[What to work on]:
Check every line below for the word "Test" and show those that hold it.

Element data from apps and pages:
- - -

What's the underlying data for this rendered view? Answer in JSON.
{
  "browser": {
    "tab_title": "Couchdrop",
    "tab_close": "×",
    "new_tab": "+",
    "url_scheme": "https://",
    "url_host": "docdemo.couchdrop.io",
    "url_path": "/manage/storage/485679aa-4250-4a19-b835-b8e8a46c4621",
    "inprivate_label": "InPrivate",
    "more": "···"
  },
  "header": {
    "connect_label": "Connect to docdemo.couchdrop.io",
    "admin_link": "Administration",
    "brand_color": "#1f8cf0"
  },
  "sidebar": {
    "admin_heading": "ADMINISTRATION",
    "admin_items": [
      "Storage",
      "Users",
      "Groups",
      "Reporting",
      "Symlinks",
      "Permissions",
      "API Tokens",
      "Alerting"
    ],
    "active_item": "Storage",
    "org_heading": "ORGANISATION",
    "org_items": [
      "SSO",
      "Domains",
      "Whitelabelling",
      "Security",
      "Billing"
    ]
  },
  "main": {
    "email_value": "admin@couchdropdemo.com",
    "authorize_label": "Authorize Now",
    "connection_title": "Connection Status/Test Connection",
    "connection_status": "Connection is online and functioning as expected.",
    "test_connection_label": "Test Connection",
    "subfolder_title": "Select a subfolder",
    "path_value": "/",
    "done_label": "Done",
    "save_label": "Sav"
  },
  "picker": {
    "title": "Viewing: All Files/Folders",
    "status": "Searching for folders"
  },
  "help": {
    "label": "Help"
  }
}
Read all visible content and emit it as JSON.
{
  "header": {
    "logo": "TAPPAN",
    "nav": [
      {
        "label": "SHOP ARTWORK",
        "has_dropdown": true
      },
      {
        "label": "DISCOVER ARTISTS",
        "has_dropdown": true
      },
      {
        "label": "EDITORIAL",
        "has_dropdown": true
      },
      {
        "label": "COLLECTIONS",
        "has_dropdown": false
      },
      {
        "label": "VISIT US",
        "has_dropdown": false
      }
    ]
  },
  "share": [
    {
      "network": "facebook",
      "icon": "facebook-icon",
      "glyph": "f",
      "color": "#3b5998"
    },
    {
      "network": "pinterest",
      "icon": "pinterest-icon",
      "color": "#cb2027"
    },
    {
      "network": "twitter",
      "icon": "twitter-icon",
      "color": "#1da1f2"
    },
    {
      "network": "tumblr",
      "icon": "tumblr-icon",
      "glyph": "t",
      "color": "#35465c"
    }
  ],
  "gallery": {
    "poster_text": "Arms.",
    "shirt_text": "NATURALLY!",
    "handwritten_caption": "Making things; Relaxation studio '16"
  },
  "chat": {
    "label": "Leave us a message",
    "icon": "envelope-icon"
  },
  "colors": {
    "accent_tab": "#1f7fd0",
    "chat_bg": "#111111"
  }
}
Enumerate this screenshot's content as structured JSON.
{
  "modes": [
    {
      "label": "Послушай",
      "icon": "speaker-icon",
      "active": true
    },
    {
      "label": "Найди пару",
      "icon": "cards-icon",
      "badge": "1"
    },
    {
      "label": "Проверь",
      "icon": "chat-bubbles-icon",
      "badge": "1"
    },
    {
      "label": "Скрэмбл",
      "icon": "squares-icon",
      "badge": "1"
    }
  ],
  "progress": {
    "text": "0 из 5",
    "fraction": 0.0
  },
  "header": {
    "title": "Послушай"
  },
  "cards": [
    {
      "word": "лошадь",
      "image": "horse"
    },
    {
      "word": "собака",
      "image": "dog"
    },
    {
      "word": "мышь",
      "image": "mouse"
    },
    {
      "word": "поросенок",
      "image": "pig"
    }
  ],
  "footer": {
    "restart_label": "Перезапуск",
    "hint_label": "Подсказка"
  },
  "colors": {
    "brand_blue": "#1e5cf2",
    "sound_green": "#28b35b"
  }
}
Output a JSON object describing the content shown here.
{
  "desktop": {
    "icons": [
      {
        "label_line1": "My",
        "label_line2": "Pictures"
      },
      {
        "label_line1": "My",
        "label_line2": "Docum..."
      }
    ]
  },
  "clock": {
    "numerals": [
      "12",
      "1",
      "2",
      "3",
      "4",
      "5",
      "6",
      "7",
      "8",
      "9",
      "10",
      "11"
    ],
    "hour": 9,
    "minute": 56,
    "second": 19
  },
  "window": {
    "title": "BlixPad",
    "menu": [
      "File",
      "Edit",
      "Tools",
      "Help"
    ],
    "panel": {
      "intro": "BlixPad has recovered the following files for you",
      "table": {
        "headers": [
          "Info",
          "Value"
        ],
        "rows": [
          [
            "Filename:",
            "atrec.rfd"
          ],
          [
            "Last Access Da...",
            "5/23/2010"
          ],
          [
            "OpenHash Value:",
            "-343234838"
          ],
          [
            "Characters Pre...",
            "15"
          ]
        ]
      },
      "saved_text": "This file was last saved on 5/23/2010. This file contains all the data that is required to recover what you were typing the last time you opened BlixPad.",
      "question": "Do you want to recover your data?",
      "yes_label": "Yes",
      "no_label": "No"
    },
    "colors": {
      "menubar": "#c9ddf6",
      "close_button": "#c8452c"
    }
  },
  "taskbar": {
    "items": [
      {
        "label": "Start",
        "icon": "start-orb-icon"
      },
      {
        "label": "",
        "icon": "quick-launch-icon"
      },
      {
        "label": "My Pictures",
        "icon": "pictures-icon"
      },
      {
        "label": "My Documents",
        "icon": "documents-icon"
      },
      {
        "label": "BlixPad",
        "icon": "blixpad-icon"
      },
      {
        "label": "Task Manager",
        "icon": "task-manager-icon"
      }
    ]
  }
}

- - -

[Answer box]:
    "connection_title": "Connection Status/Test Connection",
    "test_connection_label": "Test Connection",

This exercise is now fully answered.